Penal Code section 1372(c)(2), which requires a report from a mental health professional before a trial court may reject a certificate of restoration to competency, does not violate separation of powers. McKneely was found incompetent to stand trial and ordered committed to DSH. DSH filed a certificate of restoration to competency with the committing court, supported by a psychologist’s report. McKneely’s trial counsel urged the trial court to reject the certificate, based on counsel’s own declaration that she believed her client was not competent. The trial court concluded that it lacked authority to do so, because section 1372(c)(2) (effective 6/30/22) requires a report from a mental health professional to support the rejection of a certificate. McKneely filed a writ petition in the Court of Appeal, challenging the constitutionality of this requirement. Held: Petition denied. McKneely’s argued that the Legislature usurped the judiciary’s role by requiring a court to base its rejection of a certificate of restoration on expert evaluation, thereby violating the separation of powers. The court disagreed. The current version of section 1372 does not eliminate the requirement that the trial court determine whether the defendant has recovered competence, nor impair the trial court’s ability to make the required finding. Instead, the filing of a certificate of restoration merely gives rise to the presumption that competence has been recovered, which can be overcome if it is supported by a subsequent evaluation by a licensed psychologist or psychiatrist who concludes that the defendant is not competent. Nothing in section 1372(c)(2) requires acceptance of the certificate, bars lay testimony, nor limits the court’s authority to appoint such an expert.
The amendment to section Penal Code section 1372 does not violate due process. McKneely argued that the amendment to section 1372 violates due process by creating an “unacceptably high risk” that a defendant will be tried while incompetent. However, the statute does not require the trial court to accept the certificate of restoration. A defendant still has the right to a hearing, including the right to request a written evaluation by a psychologist or psychiatrist. Additionally, nothing in section 1372(c)(2) prevents the court or defense counsel from subsequently declaring a doubt as to the defendant’s competence to stand trial under section 1368. The court further disagreed with McKneely’s argument that the amended statute unconstitutionally prolongs the amount of time an incompetent defendant is committed because of the time it takes to appoint an expert and produce a report. [Editor’s Note: McKneely also challenged section 1372(c)(2) as contrary to public policy. The court disagreed, noting it was not the court’s role to invalidate the amendment based on McKneely’s view of what constitutes wise public policy.]

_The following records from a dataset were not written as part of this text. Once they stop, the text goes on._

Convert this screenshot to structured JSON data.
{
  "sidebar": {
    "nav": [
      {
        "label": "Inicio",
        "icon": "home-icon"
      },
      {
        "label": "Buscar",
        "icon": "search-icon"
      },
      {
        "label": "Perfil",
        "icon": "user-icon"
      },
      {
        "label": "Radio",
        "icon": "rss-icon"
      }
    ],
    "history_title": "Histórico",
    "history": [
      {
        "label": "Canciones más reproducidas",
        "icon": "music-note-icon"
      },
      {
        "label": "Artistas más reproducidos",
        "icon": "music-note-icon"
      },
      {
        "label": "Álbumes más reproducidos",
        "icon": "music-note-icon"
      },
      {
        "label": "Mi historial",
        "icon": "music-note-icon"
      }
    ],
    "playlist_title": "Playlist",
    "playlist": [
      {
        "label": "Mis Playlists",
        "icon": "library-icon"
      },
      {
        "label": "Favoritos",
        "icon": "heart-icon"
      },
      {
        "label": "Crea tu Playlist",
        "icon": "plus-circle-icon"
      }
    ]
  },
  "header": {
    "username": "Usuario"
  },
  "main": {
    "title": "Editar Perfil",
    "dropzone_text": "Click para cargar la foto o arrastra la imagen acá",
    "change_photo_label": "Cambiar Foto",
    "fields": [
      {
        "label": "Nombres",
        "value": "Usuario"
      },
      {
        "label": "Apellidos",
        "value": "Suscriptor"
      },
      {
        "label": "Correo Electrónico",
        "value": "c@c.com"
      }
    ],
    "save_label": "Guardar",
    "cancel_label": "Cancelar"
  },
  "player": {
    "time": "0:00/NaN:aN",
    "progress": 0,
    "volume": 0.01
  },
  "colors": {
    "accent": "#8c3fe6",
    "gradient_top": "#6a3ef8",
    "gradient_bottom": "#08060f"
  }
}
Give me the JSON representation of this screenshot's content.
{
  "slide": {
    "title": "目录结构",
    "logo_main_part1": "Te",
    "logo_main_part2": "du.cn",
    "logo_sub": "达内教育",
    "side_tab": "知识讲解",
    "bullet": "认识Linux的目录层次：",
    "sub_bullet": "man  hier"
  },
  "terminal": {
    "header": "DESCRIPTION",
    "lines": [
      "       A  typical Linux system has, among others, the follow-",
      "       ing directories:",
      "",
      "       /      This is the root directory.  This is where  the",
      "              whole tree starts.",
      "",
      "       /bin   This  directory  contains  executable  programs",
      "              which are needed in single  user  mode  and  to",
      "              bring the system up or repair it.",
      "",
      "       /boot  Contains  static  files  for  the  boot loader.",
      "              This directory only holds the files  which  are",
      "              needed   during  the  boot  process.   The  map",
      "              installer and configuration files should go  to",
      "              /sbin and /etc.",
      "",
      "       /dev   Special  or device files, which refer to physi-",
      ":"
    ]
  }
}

The full opinion is available on the court’s website here: https://www.courts.ca.gov/opinions/documents/A166307.PDF